by Ernest Barteldes
Today, any American citizen can hop on a plane and fly to ‘rogue nations’ like Iran or North Korea, provided he or she gets a visa to enter those countries. Even though they are part of what the Bush administration called ‘the Axis of Evil,’ there is nothing (legally) that this country can do to against you if you decide to do so. However, the same does not ring true in case that same citizen decides to spend a few days sipping mojitos at a Caribbean island just 90 miles off the coast of Florida. If you do that, you are breaking the law, and might suffer dire consequences if you go for it anyway.
For forty-eight years, the US government has enforced this outdated embargo against Cuba, an initiative taken when Fidel Castro’s communist regime nationalized companies and industries, which deeply hurt US interests on the island. Today, the blockade has merely become a political tool in the hands of the powerful Cuban-American lobby that snarls against the Castro brothers because of the property they lost there when everything was made public.
Over twenty years ago, Brazil restored diplomatic relations with Cuba (to great opposition from the Reagan Administration), and there was a lot of noise about that from those who opposed the measure. Well, the world did not end then, and today Brazilians routinely visit the island, stay in their hotels and enjoy their music, climate and food – which we only get a whiff of when making a stop at Calle 8 in Miami. To do the same, Americans have to go through sort of a covert operation, flying to Canada or Mexico and then booking our trip from there – under risk of being discovered and prosecuted upon their return.
Just this week, the General Assembly at the United Nations voted 185-3 to condemn the United States for keeping the embargo in place. The only countries that supported the US were Israel and Palau, a small Pacific island nation. In response to this symbolic vote (which has happened for the 19th consecutive time), Cuban foreign minister Bruno Rodriguez stated that “the blockade is an uncultured act of arrogance that is ethically unacceptable.”
Those who defend the embargo argue that it should stay in place due to Cuba’s history of disregard to human rights and personal freedom. Well, if that is the case, we might as well
forbid travel and trading with countries like China and Saudi Arabia, who also have no room for dissidents within its borders. However, we have grown more and more dependent on these countries and their products. Still, we can’t buy a hand-rolled Havana in this country. So much for promoting free trade.
But there are voices that are willing to change this. A coalition of businesses, political organizations (among them a number of Cuban-American associations) have come together
to support Congressman William Delahunt’s HR 876, which restores US citizens’ rights to travel to Cuba. Together, they have created OpenCuba.org, which invites people to sign a petition to push for approval of the measure, and to also call their congressmen and women in order to gain support for the measure.

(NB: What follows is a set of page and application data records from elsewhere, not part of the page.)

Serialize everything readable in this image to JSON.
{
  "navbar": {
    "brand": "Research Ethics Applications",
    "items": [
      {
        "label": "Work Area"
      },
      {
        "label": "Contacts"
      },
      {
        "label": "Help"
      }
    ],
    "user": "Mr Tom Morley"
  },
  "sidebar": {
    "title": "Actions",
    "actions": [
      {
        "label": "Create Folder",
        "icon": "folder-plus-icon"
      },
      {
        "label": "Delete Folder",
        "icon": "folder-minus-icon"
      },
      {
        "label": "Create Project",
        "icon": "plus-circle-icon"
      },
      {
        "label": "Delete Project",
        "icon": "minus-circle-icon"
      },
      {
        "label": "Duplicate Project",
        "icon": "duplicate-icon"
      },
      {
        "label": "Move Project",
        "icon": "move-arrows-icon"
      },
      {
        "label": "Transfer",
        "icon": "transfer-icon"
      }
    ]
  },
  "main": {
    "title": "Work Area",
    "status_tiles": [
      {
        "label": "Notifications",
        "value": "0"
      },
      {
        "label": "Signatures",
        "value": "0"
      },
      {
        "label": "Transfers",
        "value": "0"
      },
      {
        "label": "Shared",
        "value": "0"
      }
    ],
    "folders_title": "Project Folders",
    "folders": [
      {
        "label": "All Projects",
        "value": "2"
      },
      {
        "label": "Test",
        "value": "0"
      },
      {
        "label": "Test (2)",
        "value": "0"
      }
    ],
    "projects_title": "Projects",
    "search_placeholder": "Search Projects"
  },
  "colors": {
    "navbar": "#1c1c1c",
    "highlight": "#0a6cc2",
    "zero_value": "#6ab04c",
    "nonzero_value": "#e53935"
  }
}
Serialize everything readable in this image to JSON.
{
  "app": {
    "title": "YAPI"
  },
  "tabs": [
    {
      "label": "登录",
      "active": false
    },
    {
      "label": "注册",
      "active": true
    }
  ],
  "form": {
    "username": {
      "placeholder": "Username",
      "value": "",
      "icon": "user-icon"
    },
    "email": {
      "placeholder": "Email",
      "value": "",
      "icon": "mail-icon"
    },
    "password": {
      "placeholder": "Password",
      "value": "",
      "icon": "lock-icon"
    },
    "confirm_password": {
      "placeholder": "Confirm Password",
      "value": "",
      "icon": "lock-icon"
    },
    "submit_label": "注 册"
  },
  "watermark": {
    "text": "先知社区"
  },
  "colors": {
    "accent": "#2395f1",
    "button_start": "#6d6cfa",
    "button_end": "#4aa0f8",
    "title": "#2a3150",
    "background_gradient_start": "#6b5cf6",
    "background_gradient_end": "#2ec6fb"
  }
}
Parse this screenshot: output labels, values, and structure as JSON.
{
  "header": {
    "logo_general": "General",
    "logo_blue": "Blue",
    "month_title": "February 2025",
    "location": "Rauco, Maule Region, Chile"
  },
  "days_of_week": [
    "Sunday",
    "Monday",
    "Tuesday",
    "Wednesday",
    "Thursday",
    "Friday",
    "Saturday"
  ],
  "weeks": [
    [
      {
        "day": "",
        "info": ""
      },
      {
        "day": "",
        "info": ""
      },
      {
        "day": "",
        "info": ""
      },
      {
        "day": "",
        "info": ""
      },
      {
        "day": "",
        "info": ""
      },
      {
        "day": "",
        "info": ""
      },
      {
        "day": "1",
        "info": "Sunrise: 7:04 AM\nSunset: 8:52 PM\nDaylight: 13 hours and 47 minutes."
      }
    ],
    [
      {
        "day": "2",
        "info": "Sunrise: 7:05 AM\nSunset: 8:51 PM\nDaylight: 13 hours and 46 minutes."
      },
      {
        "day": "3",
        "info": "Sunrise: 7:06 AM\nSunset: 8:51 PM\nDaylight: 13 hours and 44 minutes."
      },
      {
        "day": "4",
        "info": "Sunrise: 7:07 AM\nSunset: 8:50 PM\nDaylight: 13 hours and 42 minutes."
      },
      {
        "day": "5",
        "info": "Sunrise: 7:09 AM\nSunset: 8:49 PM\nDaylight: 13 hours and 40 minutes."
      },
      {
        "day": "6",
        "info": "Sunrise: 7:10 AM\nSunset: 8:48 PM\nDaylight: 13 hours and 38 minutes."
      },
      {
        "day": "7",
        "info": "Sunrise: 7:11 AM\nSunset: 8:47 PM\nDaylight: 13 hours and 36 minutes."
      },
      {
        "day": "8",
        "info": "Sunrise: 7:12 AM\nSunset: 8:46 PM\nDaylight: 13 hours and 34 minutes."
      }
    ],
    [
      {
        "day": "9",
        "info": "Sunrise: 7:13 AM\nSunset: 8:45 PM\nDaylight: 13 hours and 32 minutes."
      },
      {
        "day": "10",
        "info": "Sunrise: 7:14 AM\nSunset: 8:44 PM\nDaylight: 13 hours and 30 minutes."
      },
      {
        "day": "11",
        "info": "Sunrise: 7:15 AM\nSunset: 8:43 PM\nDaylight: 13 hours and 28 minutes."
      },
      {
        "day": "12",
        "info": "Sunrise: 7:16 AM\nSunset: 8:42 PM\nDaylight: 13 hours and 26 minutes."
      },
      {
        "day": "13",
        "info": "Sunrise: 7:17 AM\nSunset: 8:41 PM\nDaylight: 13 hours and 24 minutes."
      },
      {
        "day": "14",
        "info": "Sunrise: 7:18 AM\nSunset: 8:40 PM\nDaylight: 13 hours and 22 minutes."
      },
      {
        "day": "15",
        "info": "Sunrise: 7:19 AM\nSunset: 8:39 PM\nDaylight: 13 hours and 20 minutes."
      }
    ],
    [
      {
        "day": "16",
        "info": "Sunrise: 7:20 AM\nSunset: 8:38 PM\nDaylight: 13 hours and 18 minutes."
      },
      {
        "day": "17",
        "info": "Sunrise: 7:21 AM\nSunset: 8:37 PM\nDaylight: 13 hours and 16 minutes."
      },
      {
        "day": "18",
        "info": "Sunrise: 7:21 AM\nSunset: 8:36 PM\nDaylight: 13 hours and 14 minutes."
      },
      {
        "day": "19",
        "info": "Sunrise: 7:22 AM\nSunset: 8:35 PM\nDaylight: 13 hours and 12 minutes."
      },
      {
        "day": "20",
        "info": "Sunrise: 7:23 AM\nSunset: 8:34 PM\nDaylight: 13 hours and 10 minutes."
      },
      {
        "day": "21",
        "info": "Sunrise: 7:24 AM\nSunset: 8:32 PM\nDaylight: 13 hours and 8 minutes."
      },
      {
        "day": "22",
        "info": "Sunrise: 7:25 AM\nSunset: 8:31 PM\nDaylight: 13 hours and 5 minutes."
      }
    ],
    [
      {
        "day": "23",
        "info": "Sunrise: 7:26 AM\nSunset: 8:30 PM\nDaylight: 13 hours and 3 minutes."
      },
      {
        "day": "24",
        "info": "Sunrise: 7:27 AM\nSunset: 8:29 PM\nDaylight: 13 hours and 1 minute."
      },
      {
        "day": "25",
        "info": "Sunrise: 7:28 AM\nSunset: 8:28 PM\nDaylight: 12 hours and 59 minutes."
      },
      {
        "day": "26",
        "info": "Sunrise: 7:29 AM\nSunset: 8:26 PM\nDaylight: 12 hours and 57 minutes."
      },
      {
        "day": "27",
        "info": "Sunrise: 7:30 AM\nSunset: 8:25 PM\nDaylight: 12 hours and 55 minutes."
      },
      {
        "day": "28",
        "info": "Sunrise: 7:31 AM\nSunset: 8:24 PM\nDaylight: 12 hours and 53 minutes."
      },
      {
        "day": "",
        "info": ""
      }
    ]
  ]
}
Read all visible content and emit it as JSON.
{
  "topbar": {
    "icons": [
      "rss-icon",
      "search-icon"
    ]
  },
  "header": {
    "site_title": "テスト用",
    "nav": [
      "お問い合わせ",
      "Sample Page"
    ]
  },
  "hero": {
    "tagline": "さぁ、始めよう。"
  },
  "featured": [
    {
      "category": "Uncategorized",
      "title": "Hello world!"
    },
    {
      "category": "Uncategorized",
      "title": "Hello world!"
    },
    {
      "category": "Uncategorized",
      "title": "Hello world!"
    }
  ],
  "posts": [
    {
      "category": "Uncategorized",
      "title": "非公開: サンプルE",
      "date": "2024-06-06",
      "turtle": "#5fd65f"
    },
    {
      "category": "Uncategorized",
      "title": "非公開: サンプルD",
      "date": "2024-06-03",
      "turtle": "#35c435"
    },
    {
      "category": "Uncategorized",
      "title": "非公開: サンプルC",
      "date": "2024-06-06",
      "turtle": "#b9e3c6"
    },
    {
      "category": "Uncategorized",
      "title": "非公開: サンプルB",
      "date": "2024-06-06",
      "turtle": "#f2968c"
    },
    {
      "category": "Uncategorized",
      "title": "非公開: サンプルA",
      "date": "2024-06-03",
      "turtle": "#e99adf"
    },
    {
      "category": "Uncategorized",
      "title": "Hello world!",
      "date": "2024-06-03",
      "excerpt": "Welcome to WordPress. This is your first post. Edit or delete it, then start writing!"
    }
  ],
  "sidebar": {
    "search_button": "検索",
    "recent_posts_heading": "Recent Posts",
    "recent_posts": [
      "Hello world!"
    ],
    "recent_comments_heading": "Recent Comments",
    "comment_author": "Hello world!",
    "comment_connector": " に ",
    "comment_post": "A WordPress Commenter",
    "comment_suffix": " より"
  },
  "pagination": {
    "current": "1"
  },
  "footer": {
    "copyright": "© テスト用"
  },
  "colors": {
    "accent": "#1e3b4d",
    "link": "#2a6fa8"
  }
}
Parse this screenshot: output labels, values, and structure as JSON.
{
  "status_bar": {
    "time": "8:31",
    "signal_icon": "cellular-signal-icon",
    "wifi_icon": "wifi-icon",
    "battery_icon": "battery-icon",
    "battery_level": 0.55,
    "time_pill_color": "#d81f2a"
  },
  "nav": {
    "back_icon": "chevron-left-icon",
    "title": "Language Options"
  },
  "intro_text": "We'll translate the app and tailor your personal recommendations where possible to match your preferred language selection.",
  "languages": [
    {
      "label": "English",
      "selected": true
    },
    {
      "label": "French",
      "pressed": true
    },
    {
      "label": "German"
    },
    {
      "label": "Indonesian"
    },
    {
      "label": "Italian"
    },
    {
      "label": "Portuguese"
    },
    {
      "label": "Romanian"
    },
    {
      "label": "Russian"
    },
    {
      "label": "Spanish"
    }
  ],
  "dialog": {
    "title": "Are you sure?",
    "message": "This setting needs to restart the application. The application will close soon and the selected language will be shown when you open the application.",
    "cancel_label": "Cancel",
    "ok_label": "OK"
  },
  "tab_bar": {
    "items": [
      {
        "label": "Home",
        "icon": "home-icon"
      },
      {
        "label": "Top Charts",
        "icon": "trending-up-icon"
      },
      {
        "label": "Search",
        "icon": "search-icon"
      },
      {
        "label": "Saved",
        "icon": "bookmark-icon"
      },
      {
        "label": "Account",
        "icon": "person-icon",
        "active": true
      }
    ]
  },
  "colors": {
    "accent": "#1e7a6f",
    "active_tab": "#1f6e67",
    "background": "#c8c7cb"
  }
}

I personally support this and urge readers to do the same. It doesn’t make any sense to be restricted to freely travel to that beautiful country because of the arrogance and pride of a few hard-liners who use hate as a political tool.